Lucas: Last month, as the 2019 Provincial Fair was just getting under way, a project that had been progressing for months was also coming to fruition.
Back in March, Jennifer Iredale (a board member with the BCHFS) approached me with a project idea: “Taking Reconcili-Action,” she called it. If we interviewed Indigenous elders in the Saanich area and then uploaded those videos on the BCHFS website as inspiration for other students around the province to approach their local Indigenous elders, we could empower young people to create connections in their community and start an open dialogue. Reconciliation is a collaborative process, after all, and we should all play an active role in making our communities more inclusive and recognizing stories of the past.
I was on board right away, and we were able to set up interviews with STOLȻEȽ (John Elliott), a language teacher and elder of the Tsartlip First Nation; TEMOSEN (Charles Elliott), a master carver; Chris Paul, a Tsartlip artist; and Pena Elliott, a Tsartlip member and student. Before the interviews, Leona, Kevin, and I, all alumni council members, had done extensive research about each interviewee as well as proper protocol and oral history tips.
On Tuesday, July 2, Jennifer Iredale and I drove out to interview John, Charles, and Chris. Our talks were originally planned to last around half-an-hour each, but by the time we finished our last interview, we had spent more than five hours speaking to them! Our conversations ranged from their work and current projects to more broad topics like the importance of educating youth about Indigenous culture in schools. They were all incredibly thoughtful and provided me with a lot to think about; I certainly left with more questions than answers.
Leona: A few of the alumni had the privilege of interviewing Pená; a representative for the Saanich peoples. We asked him several questions and documented everything on film. It was enlightening to discover a whole different perspective on controversial topics such as the school curriculum, representation in the modern world, Indigenous reconciliation, and the concept of being truly Canadian. Pená taught us a lot in regards to an Indigenous viewpoint on normal everyday scenarios. Some of his teachings should be applied to huge environmental factors that we face today. One point he made was that the Indigenous peoples only took the number of resources they needed to survive. They never exploited any resources and sought to conserve important necessities like food, for example, salmon.
Pená is a really easy person to talk to, and he answered a lot of our questions, one of which was: what do you think teachers can do to apply Indigenous teachings and incorporate that into the school curriculum?

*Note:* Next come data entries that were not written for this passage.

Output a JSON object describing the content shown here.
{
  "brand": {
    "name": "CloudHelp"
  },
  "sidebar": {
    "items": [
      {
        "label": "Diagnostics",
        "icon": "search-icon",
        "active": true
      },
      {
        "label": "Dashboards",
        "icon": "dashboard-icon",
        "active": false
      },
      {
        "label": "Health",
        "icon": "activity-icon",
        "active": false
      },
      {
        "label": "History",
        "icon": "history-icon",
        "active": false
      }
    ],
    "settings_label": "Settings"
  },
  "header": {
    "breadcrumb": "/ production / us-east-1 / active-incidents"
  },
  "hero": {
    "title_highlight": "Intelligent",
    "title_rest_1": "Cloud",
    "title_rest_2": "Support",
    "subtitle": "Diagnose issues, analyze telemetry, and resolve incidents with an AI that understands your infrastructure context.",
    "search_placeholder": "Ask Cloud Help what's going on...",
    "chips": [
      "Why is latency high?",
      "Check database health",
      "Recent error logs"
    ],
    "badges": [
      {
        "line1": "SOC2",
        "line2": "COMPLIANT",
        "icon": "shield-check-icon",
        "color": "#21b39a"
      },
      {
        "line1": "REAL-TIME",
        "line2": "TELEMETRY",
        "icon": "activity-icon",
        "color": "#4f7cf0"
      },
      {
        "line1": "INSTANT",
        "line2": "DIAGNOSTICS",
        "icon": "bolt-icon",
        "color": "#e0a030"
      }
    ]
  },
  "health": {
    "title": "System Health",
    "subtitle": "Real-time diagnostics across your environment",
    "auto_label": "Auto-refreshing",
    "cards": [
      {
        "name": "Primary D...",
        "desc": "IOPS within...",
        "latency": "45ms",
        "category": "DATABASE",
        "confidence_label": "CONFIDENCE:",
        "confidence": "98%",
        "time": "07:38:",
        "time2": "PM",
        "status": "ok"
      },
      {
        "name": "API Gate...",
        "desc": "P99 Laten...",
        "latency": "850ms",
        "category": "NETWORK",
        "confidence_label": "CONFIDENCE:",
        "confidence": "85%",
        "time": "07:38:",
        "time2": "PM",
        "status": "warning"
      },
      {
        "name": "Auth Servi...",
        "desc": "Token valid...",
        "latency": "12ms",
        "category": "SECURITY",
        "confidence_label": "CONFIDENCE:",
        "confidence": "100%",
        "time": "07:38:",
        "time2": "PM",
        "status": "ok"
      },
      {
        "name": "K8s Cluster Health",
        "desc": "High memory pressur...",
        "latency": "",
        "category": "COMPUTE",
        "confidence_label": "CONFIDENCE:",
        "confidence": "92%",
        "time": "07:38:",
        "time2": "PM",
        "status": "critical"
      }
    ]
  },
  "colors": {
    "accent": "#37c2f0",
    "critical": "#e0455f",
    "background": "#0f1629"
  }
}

His answer was that he believes all teachers should first be well educated on the correct way and words to refer to Indigenous peoples. In addition to that, teachers should be educated on Indigenous traditions and truths, therefore they can then convey these teachings to their students in a creative manner. In doing this project, BC Heritage Fairs was hoping to bring light to First Peoples and their importance in our society; to give the Saanich people, who aren’t recognized enough, the opportunity to be heard. BC Heritage Fairs Society believes that this recorded interview can hopefully provide teachers and influential leaders with the inspiration they need to start incorporating the recognition of Indigenous peoples in their everyday lives. We hope that by doing this, we strengthen reconciliation between Indigenous and non-Indigenous peoples.

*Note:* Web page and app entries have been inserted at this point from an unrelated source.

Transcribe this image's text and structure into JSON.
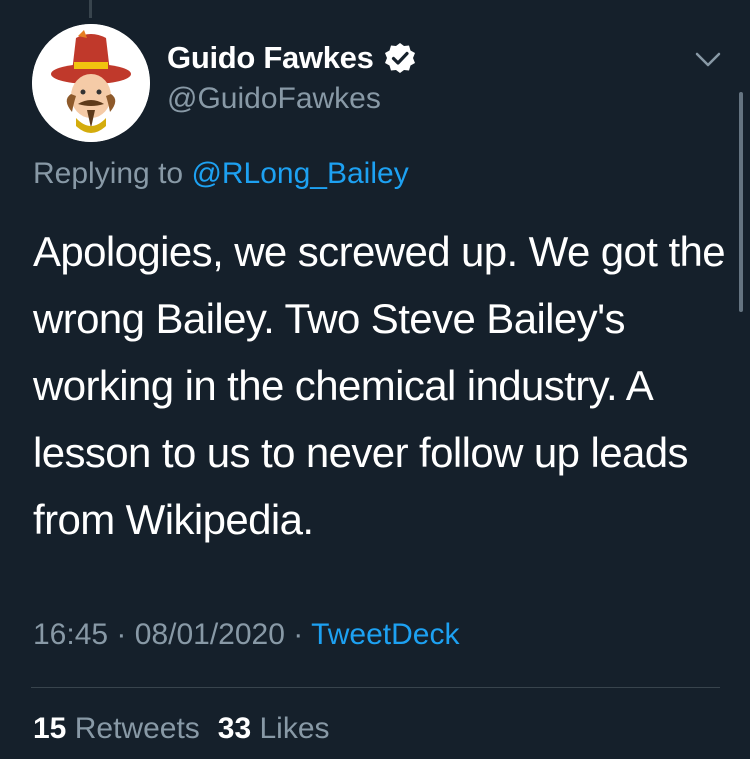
{
  "tweet": {
    "author": {
      "display_name": "Guido Fawkes",
      "handle": "@GuidoFawkes",
      "verified_icon": "verified-badge-icon",
      "avatar_icon": "avatar-guy-fawkes"
    },
    "replying": {
      "prefix": "Replying to",
      "mention": "@RLong_Bailey"
    },
    "text": "Apologies, we screwed up. We got the wrong Bailey. Two Steve Bailey's working in the chemical industry. A lesson to us to never follow up leads from Wikipedia.",
    "time": "16:45",
    "date": "08/01/2020",
    "separator": "·",
    "source": "TweetDeck",
    "stats": {
      "retweets_count": "15",
      "retweets_label": "Retweets",
      "likes_count": "33",
      "likes_label": "Likes"
    }
  },
  "colors": {
    "background": "#15202b",
    "secondary_text": "#8899a6",
    "accent": "#1da1f2"
  }
}
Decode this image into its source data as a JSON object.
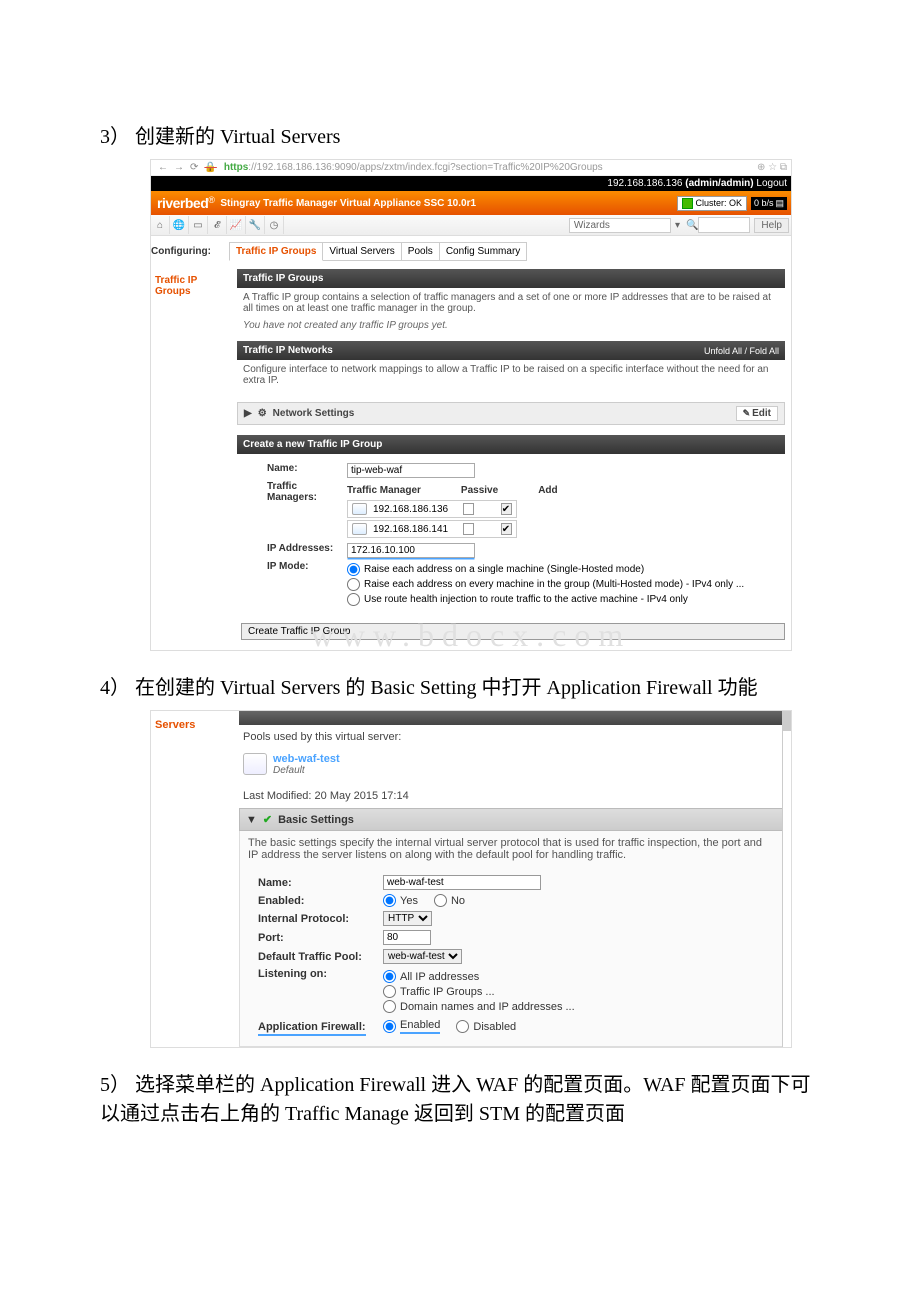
{
  "doc": {
    "heading3": "3） 创建新的 Virtual Servers",
    "heading4": "4） 在创建的 Virtual Servers 的 Basic Setting 中打开 Application Firewall 功能",
    "heading5": "5） 选择菜单栏的 Application Firewall 进入 WAF 的配置页面。WAF 配置页面下可以通过点击右上角的 Traffic Manage 返回到 STM 的配置页面"
  },
  "shot1": {
    "browser": {
      "prefix": "https",
      "url": "://192.168.186.136:9090/apps/zxtm/index.fcgi?section=Traffic%20IP%20Groups",
      "right_icons": "⊕ ☆ ⧉"
    },
    "top": {
      "ip": "192.168.186.136",
      "userinfo": "(admin/admin)",
      "logout": "Logout"
    },
    "brand": "riverbed",
    "brand_sup": "®",
    "appname": "Stingray Traffic Manager Virtual Appliance  SSC   10.0r1",
    "clusterLabel": "Cluster: OK",
    "bps": "0 b/s",
    "wizards": "Wizards",
    "help": "Help",
    "left1": "Configuring:",
    "left2a": "Traffic IP",
    "left2b": "Groups",
    "tabs": {
      "tip": "Traffic IP Groups",
      "vs": "Virtual Servers",
      "pools": "Pools",
      "cs": "Config Summary"
    },
    "sect1": {
      "title": "Traffic IP Groups",
      "desc": "A Traffic IP group contains a selection of traffic managers and a set of one or more IP addresses that are to be raised at all times on at least one traffic manager in the group.",
      "empty": "You have not created any traffic IP groups yet."
    },
    "sect2": {
      "title": "Traffic IP Networks",
      "fold": "Unfold All / Fold All",
      "desc": "Configure interface to network mappings to allow a Traffic IP to be raised on a specific interface without the need for an extra IP.",
      "sub": "Network Settings",
      "edit": "Edit"
    },
    "sect3": {
      "title": "Create a new Traffic IP Group",
      "nameLabel": "Name:",
      "nameVal": "tip-web-waf",
      "tmLabel": "Traffic Managers:",
      "tm_h1": "Traffic Manager",
      "tm_h2": "Passive",
      "tm_h3": "Add",
      "tm1": "192.168.186.136",
      "tm2": "192.168.186.141",
      "ipLabel": "IP Addresses:",
      "ipVal": "172.16.10.100",
      "modeLabel": "IP Mode:",
      "mode1": "Raise each address on a single machine (Single-Hosted mode)",
      "mode2": "Raise each address on every machine in the group (Multi-Hosted mode) - IPv4 only ...",
      "mode3": "Use route health injection to route traffic to the active machine - IPv4 only",
      "createBtn": "Create Traffic IP Group"
    },
    "watermark": "www.bdocx.com"
  },
  "shot2": {
    "left": "Servers",
    "poolsUsed": "Pools used by this virtual server:",
    "poolName": "web-waf-test",
    "poolDefault": "Default",
    "lastMod": "Last Modified: 20 May 2015 17:14",
    "basic": "Basic Settings",
    "desc": "The basic settings specify the internal virtual server protocol that is used for traffic inspection, the port and IP address the server listens on along with the default pool for handling traffic.",
    "nameL": "Name:",
    "nameV": "web-waf-test",
    "enabledL": "Enabled:",
    "yes": "Yes",
    "no": "No",
    "protoL": "Internal Protocol:",
    "protoV": "HTTP",
    "portL": "Port:",
    "portV": "80",
    "poolL": "Default Traffic Pool:",
    "poolSel": "web-waf-test",
    "listenL": "Listening on:",
    "lo1": "All IP addresses",
    "lo2": "Traffic IP Groups ...",
    "lo3": "Domain names and IP addresses ...",
    "afL": "Application Firewall:",
    "afE": "Enabled",
    "afD": "Disabled"
  }
}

Lucas: A big thank-you is in order to Laura Saretsky, Paul Gravett, and others from Heritage BC, whose extremely generous grant from the 2019 Heritage Legacy Fund made this project possible. Thank you as well to Jennifer, Kevin, Leona, Rachel, Evan, and others whose support has been and continues to be invaluable. Stay tuned for more updates as the finished product develops.